Fellow, MIT Center for Advanced Visual Studies, 1984
"Sky Disc" – Implications
The complexity of Sky Art is well suited to interactive video disc computer technology. By creating an inventory of audio-visual images, sound, graphics, commentary, text, reference, and participatory commands the multi-layered intentions of artists working on an environmental scale can, for the first time, be documented. Previously, only fragments (objects, documents, photographs, films and tapes) could be exhibited and were oftern confused as the complete context of intricate works. Works conceived and executed as performances using objects, color, sound, the light at a particular time of day or night, a specific place, audience participation, the spoken word in different languages, changes in the weather, the transmission of electronic messages, or the playing of music - now can be represented much more comprehensively. In addition, the feelings of artists and observers at "on site" locations can now be included in an exhibition.

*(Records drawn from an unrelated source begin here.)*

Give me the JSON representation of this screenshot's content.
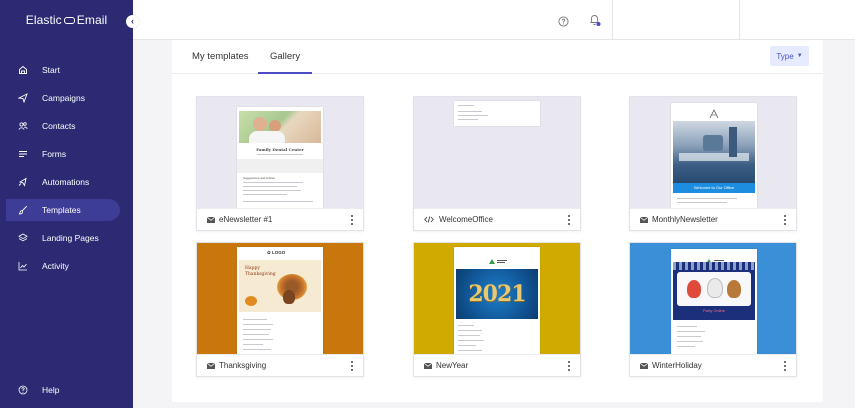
{
  "sidebar": {
    "logo_left": "Elastic",
    "logo_right": "Email",
    "items": [
      {
        "label": "Start",
        "icon": "home-icon"
      },
      {
        "label": "Campaigns",
        "icon": "send-icon"
      },
      {
        "label": "Contacts",
        "icon": "contacts-icon"
      },
      {
        "label": "Forms",
        "icon": "forms-icon"
      },
      {
        "label": "Automations",
        "icon": "automation-icon"
      },
      {
        "label": "Templates",
        "icon": "brush-icon"
      },
      {
        "label": "Landing Pages",
        "icon": "layers-icon"
      },
      {
        "label": "Activity",
        "icon": "chart-icon"
      }
    ],
    "help_label": "Help",
    "active_item": "Templates"
  },
  "tabs": {
    "my_templates": "My templates",
    "gallery": "Gallery",
    "active": "Gallery"
  },
  "type_button": "Type",
  "templates": [
    {
      "name": "eNewsletter #1",
      "icon": "envelope-icon",
      "preview_title": "Family Dental Center",
      "preview_heading": "Suggestions and Advice"
    },
    {
      "name": "WelcomeOffice",
      "icon": "code-icon"
    },
    {
      "name": "MonthlyNewsletter",
      "icon": "envelope-icon",
      "preview_banner": "Welcome to Our Office"
    },
    {
      "name": "Thanksgiving",
      "icon": "envelope-icon",
      "preview_logo": "LOGO",
      "preview_greeting": "Happy Thanksgiving"
    },
    {
      "name": "NewYear",
      "icon": "envelope-icon",
      "preview_year": "2021"
    },
    {
      "name": "WinterHoliday",
      "icon": "envelope-icon",
      "preview_caption": "Party Online"
    }
  ],
  "colors": {
    "sidebar_bg": "#2b2a72",
    "accent": "#4b4bc4",
    "thanksgiving_bg": "#c8770d",
    "newyear_bg": "#d1aa00",
    "winter_bg": "#3a8fd6"
  }
}
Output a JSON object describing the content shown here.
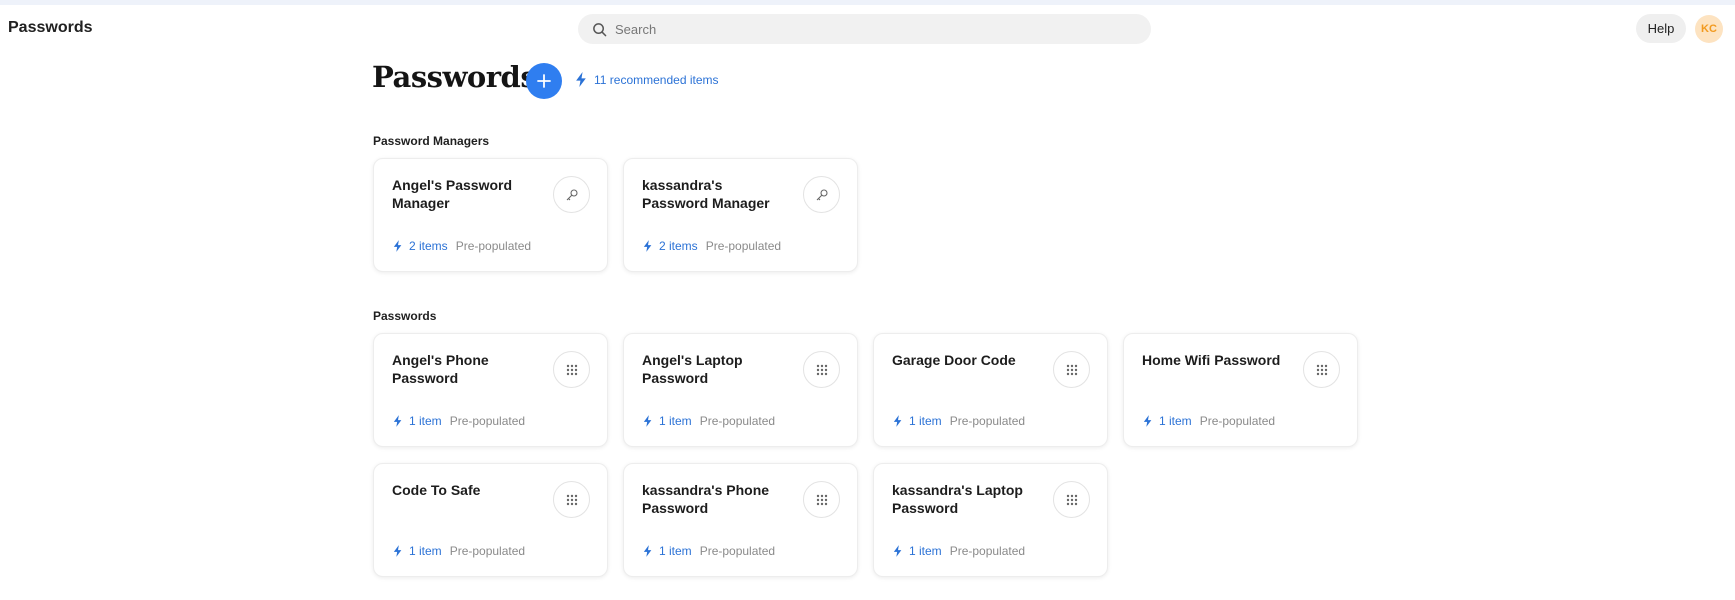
{
  "header": {
    "app_title": "Passwords",
    "search_placeholder": "Search",
    "help_label": "Help",
    "avatar_initials": "KC"
  },
  "page": {
    "title": "Passwords",
    "recommended_label": "11 recommended items"
  },
  "sections": {
    "managers": {
      "label": "Password Managers",
      "cards": [
        {
          "title": "Angel's Password Manager",
          "count": "2 items",
          "status": "Pre-populated",
          "icon": "key-icon"
        },
        {
          "title": "kassandra's Password Manager",
          "count": "2 items",
          "status": "Pre-populated",
          "icon": "key-icon"
        }
      ]
    },
    "passwords": {
      "label": "Passwords",
      "cards": [
        {
          "title": "Angel's Phone Password",
          "count": "1 item",
          "status": "Pre-populated",
          "icon": "keypad-icon"
        },
        {
          "title": "Angel's Laptop Password",
          "count": "1 item",
          "status": "Pre-populated",
          "icon": "keypad-icon"
        },
        {
          "title": "Garage Door Code",
          "count": "1 item",
          "status": "Pre-populated",
          "icon": "keypad-icon"
        },
        {
          "title": "Home Wifi Password",
          "count": "1 item",
          "status": "Pre-populated",
          "icon": "keypad-icon"
        },
        {
          "title": "Code To Safe",
          "count": "1 item",
          "status": "Pre-populated",
          "icon": "keypad-icon"
        },
        {
          "title": "kassandra's Phone Password",
          "count": "1 item",
          "status": "Pre-populated",
          "icon": "keypad-icon"
        },
        {
          "title": "kassandra's Laptop Password",
          "count": "1 item",
          "status": "Pre-populated",
          "icon": "keypad-icon"
        }
      ]
    }
  },
  "colors": {
    "accent": "#2f7ef0",
    "link": "#2b72d6",
    "avatar_bg": "#fde3c1",
    "avatar_text": "#f29a1f"
  }
}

The development of this exhibition, from the gathering of audio-visual information, the production of the video disc, the creation of interactive programs and graphic displays, to the physical design of the display presentation, represents a shift from the intentional to extensional. The use of an "interactive" exhibition brings the viewer closer to the process of making. The simple act of choosing demands that the viewer take an active role. In bringing the computer into the service of artists, the thoughtful cooperation of art and technology is preserved while demonstrating permanent archival functions.

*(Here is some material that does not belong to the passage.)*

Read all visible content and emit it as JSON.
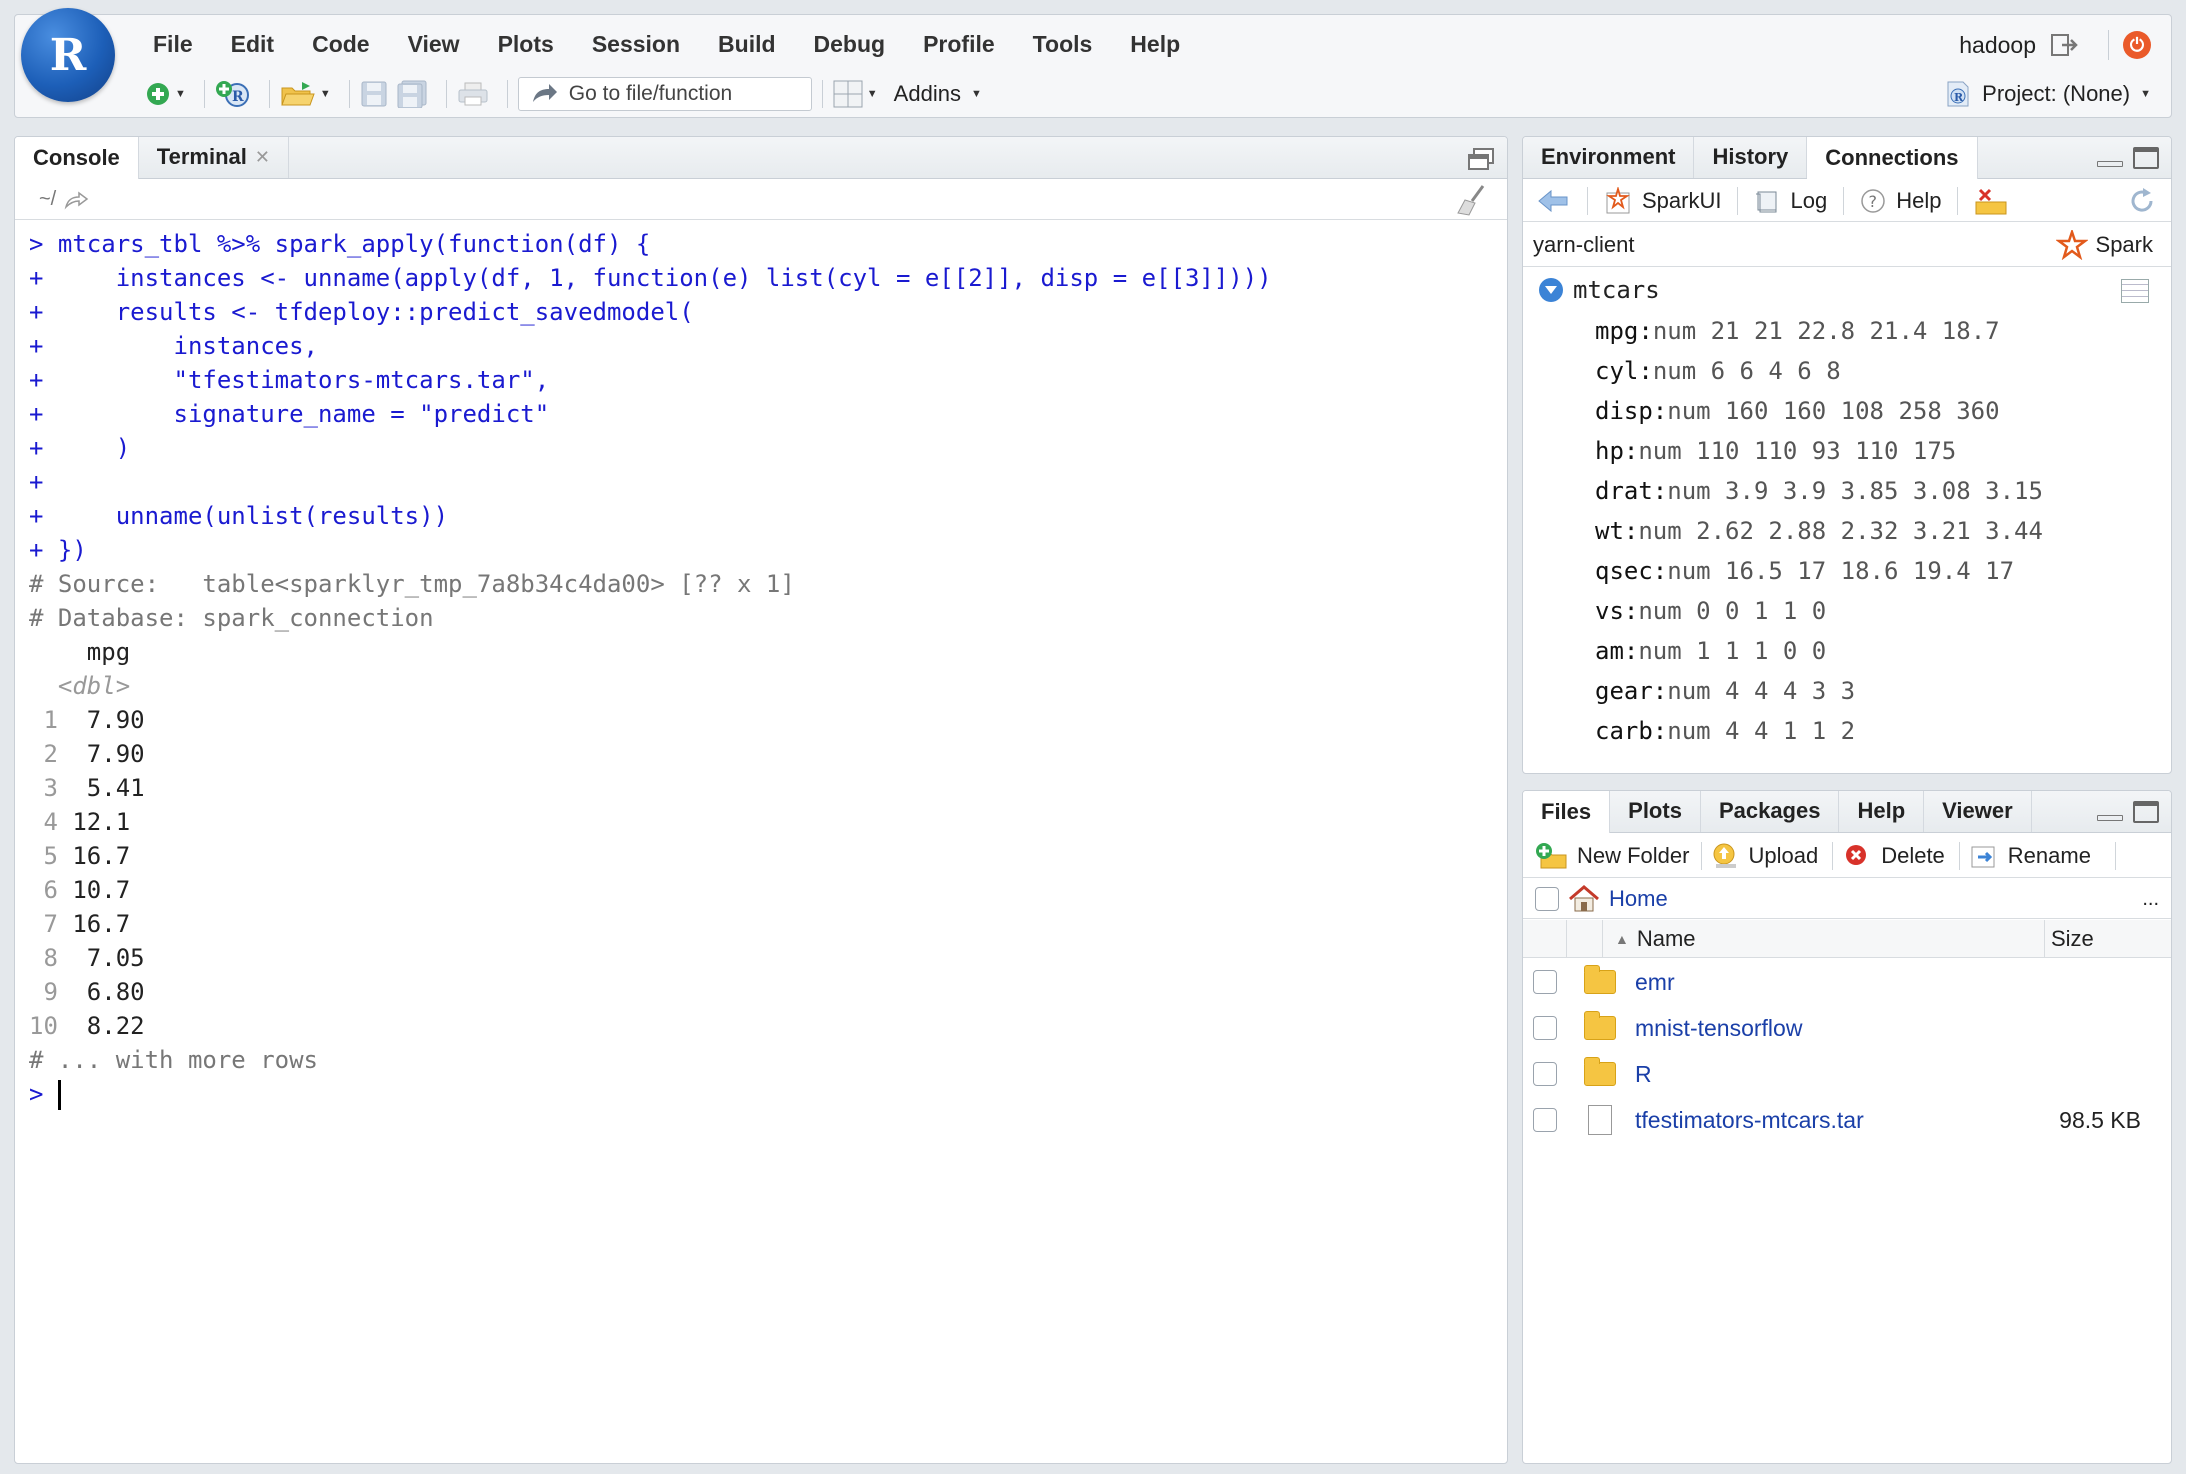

It is important to note that his exhibition, although seemingly mechanical, is meant to be a "poetic narrative". Each phase of its production was done by artists fully conscious of the translation of art works into the necessary "light codes" of video disc/computer technology. This spirit of investigation has led to insights for future projects. The use of interactive video disc as a performance element, moving it out its documentary form, is of special interest to us. Combining images on video disc with touch sensitive elements, speech synthesizers, and various projection devices makes the technology responsive to whole new realms of expression. The image of the computer as storehouse, filter, and interpreter as well as display creates magical possibilities for the arts. The filter shifts, the sky opens.

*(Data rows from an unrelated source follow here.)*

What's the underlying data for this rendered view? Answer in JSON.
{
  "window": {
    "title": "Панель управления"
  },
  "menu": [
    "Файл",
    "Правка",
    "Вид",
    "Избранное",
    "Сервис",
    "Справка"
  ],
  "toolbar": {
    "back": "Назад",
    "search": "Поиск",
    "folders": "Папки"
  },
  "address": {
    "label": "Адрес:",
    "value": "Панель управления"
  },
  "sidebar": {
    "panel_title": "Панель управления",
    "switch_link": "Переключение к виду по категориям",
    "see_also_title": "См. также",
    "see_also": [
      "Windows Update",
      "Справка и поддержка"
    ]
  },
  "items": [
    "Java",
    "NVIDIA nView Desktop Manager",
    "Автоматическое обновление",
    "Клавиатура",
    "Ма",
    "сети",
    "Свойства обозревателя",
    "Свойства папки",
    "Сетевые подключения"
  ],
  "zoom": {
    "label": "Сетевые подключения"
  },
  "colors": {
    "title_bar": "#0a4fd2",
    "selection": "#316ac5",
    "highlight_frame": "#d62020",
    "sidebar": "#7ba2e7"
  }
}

From Sky Art: Interactive Video Disc Travelling Exhibition Catalog, 1984.
MIT Center for Advanced Visual Studies